- Exercise details -
What you return should match the data word for word, minus the images.

***** Input material

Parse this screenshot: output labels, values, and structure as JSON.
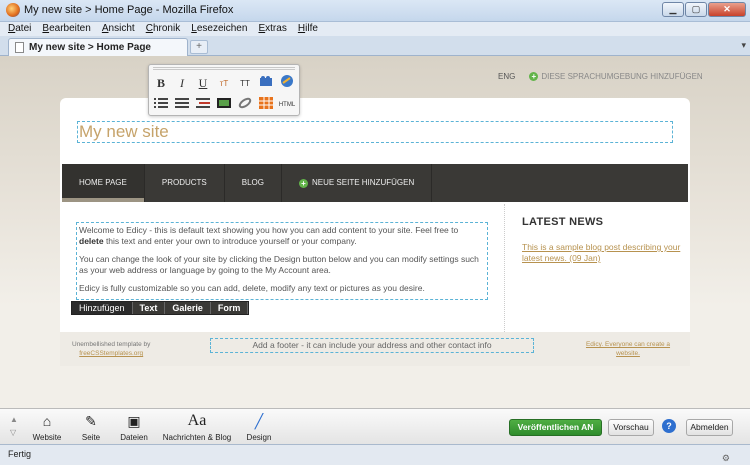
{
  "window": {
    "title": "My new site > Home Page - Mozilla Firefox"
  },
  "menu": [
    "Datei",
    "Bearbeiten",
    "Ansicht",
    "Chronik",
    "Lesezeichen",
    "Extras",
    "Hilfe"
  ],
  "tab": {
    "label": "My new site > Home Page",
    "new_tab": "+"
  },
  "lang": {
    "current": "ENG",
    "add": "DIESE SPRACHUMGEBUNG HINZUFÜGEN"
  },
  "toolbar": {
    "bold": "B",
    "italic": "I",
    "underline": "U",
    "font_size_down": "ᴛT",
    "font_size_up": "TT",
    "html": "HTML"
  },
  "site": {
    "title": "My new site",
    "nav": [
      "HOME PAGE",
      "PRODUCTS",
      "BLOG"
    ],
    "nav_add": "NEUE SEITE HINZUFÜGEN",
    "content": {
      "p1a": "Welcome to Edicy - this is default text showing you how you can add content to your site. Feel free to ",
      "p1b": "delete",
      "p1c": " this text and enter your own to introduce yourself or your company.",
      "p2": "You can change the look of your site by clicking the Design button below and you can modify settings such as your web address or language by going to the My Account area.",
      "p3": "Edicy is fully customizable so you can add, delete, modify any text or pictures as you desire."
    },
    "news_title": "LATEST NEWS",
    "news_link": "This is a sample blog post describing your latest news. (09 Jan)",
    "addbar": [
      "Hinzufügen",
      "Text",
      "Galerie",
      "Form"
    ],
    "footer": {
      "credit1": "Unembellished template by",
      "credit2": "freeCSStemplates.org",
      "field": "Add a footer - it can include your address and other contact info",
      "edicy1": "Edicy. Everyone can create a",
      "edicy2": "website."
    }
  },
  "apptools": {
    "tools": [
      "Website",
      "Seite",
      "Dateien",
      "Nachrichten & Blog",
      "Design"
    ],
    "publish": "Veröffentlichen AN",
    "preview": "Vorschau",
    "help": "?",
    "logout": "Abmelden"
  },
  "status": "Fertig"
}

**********

- Expected answer -
Parse this screenshot: output labels, values, and structure as JSON.
{
  "window": {
    "title": "My new site > Home Page - Mozilla Firefox"
  },
  "menu": [
    "Datei",
    "Bearbeiten",
    "Ansicht",
    "Chronik",
    "Lesezeichen",
    "Extras",
    "Hilfe"
  ],
  "tab": {
    "label": "My new site > Home Page",
    "new_tab": "+"
  },
  "lang": {
    "current": "ENG",
    "add": "DIESE SPRACHUMGEBUNG HINZUFÜGEN"
  },
  "toolbar": {
    "bold": "B",
    "italic": "I",
    "underline": "U",
    "font_size_down": "ᴛT",
    "font_size_up": "TT",
    "html": "HTML"
  },
  "site": {
    "title": "My new site",
    "nav": [
      "HOME PAGE",
      "PRODUCTS",
      "BLOG"
    ],
    "nav_add": "NEUE SEITE HINZUFÜGEN",
    "content": {
      "p1a": "Welcome to Edicy - this is default text showing you how you can add content to your site. Feel free to ",
      "p1b": "delete",
      "p1c": " this text and enter your own to introduce yourself or your company.",
      "p2": "You can change the look of your site by clicking the Design button below and you can modify settings such as your web address or language by going to the My Account area.",
      "p3": "Edicy is fully customizable so you can add, delete, modify any text or pictures as you desire."
    },
    "news_title": "LATEST NEWS",
    "news_link": "This is a sample blog post describing your latest news. (09 Jan)",
    "addbar": [
      "Hinzufügen",
      "Text",
      "Galerie",
      "Form"
    ],
    "footer": {
      "credit1": "Unembellished template by",
      "credit2": "freeCSStemplates.org",
      "field": "Add a footer - it can include your address and other contact info",
      "edicy1": "Edicy. Everyone can create a",
      "edicy2": "website."
    }
  },
  "apptools": {
    "tools": [
      "Website",
      "Seite",
      "Dateien",
      "Nachrichten & Blog",
      "Design"
    ],
    "publish": "Veröffentlichen AN",
    "preview": "Vorschau",
    "help": "?",
    "logout": "Abmelden"
  },
  "status": "Fertig"
}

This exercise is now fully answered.